Dame Paula Rego introduces me into her North London home with a crooked smile and a plate of biscuits. She is possessed of a sinewy, jagged vitality that manifests itself in laughter and gesture; there is a pixie-like physicality to her person that belies her tininess. She is considerate in her answers and kind in her manner, but never without a sense of play and shade.
Rego’s works invite the viewer into a world characterised by the collision of innocence and experience, a magical space in which, as in Velazquez’s Las Meninas, much is hinted at but nothing explained. Drawing on an imagination shaped by the fairytales she has treasured since her childhood, the sinister is here rendered seductive, the grotesque beautiful.
Before moving to London to study at the Slade, Rego grew up under the autocratic regime of Antonio Oliveira Salazar in an unbendingly Catholic Portugal. Themes of oppression, authority and institutional violence towards women recur in her work. In 2000 she was moved by a referendum on abortion in Portugal to produce a series of prints depicting women in suffering after a backstreet operation. The series was credited with helping to shift public opinion.
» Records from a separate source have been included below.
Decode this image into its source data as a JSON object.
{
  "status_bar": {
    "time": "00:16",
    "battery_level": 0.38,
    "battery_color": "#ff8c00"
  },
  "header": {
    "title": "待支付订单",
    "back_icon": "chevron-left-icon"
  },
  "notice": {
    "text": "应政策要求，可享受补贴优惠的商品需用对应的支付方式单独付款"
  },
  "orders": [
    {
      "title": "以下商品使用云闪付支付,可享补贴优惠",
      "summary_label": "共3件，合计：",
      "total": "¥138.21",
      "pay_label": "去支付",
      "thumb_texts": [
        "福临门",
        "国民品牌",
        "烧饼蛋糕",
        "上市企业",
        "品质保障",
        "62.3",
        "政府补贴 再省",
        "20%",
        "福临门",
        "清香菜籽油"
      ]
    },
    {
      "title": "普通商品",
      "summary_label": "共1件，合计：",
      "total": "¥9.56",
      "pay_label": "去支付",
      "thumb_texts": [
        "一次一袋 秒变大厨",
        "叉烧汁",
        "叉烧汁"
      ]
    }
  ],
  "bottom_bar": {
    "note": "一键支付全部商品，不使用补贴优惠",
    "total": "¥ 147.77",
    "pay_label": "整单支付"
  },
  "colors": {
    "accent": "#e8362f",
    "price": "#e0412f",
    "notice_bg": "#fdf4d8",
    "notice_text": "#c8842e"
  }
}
Her disdain for hierarchy and tyranny extends to her appreciation of the arts; alongside Degas and Dubuffet in her pantheon of influences stand Walt Disney and the great Victorian illustrators. In her determination to play down her own status as an artist she betrays her own disdain for distinctions between high and low culture.
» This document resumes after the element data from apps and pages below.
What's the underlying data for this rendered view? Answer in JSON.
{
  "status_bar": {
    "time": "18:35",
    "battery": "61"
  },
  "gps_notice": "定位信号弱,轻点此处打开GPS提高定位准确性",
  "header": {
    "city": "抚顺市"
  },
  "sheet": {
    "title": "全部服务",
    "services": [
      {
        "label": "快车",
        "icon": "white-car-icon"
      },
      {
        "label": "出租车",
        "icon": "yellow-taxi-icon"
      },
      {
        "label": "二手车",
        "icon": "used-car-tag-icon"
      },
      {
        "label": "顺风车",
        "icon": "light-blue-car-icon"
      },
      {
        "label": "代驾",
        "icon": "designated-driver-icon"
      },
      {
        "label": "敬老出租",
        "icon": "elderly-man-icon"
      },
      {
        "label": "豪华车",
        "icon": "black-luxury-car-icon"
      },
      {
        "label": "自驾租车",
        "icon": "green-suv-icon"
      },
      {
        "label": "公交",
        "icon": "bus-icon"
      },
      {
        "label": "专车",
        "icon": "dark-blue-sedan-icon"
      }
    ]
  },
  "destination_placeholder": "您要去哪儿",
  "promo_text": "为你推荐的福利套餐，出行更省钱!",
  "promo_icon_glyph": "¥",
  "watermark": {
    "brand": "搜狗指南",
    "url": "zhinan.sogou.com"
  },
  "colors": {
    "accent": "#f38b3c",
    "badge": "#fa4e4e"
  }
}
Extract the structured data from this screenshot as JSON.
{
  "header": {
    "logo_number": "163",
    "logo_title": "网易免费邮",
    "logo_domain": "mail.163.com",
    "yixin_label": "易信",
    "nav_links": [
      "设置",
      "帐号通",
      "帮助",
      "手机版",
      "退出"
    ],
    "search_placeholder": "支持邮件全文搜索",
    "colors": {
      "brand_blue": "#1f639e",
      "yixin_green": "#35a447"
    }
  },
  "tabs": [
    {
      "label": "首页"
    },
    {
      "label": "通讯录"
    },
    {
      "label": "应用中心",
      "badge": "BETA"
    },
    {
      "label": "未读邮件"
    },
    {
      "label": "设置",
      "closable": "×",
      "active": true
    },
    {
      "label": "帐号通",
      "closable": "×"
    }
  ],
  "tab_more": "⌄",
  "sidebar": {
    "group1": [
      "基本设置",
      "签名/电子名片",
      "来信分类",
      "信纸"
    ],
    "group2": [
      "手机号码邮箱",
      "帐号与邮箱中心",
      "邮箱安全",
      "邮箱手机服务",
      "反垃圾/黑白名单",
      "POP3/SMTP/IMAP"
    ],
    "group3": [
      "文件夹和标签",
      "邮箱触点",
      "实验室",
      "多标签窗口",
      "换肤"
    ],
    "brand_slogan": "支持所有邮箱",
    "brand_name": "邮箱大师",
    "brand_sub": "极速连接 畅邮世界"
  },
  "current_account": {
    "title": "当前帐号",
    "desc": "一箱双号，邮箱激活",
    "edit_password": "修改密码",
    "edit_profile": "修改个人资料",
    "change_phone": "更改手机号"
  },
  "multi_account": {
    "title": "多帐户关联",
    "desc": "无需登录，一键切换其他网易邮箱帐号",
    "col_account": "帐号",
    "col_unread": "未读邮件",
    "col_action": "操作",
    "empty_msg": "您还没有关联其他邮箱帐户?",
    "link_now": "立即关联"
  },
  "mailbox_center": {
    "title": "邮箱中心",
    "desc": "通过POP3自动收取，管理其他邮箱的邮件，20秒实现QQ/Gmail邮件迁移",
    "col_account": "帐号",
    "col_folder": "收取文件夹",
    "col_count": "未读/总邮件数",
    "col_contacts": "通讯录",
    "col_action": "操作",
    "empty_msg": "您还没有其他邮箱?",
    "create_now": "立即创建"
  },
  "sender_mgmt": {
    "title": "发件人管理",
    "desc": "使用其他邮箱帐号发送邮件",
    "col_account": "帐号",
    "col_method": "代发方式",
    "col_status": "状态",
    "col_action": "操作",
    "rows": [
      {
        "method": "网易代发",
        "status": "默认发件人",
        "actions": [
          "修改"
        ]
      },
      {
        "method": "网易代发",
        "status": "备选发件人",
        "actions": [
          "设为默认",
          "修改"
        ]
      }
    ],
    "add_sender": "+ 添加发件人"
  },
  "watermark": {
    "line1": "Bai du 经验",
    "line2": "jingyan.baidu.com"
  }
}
In her later work, Rego has worked with pastels on paper tacked to metal sheets, developing a technique of layered reapplication that brings an extraordinary depth to the medium. In addition to the figurative paintings for which she is most famous, she is also an accomplished drawer and printmaker.
Despite her own protestations, there is no doubt now that Paula Rego is among the great figurative artists of the post-war era. In 2009 a new museum dedicated to her work opened in Cascais, Portugal. It is called the House of Stories.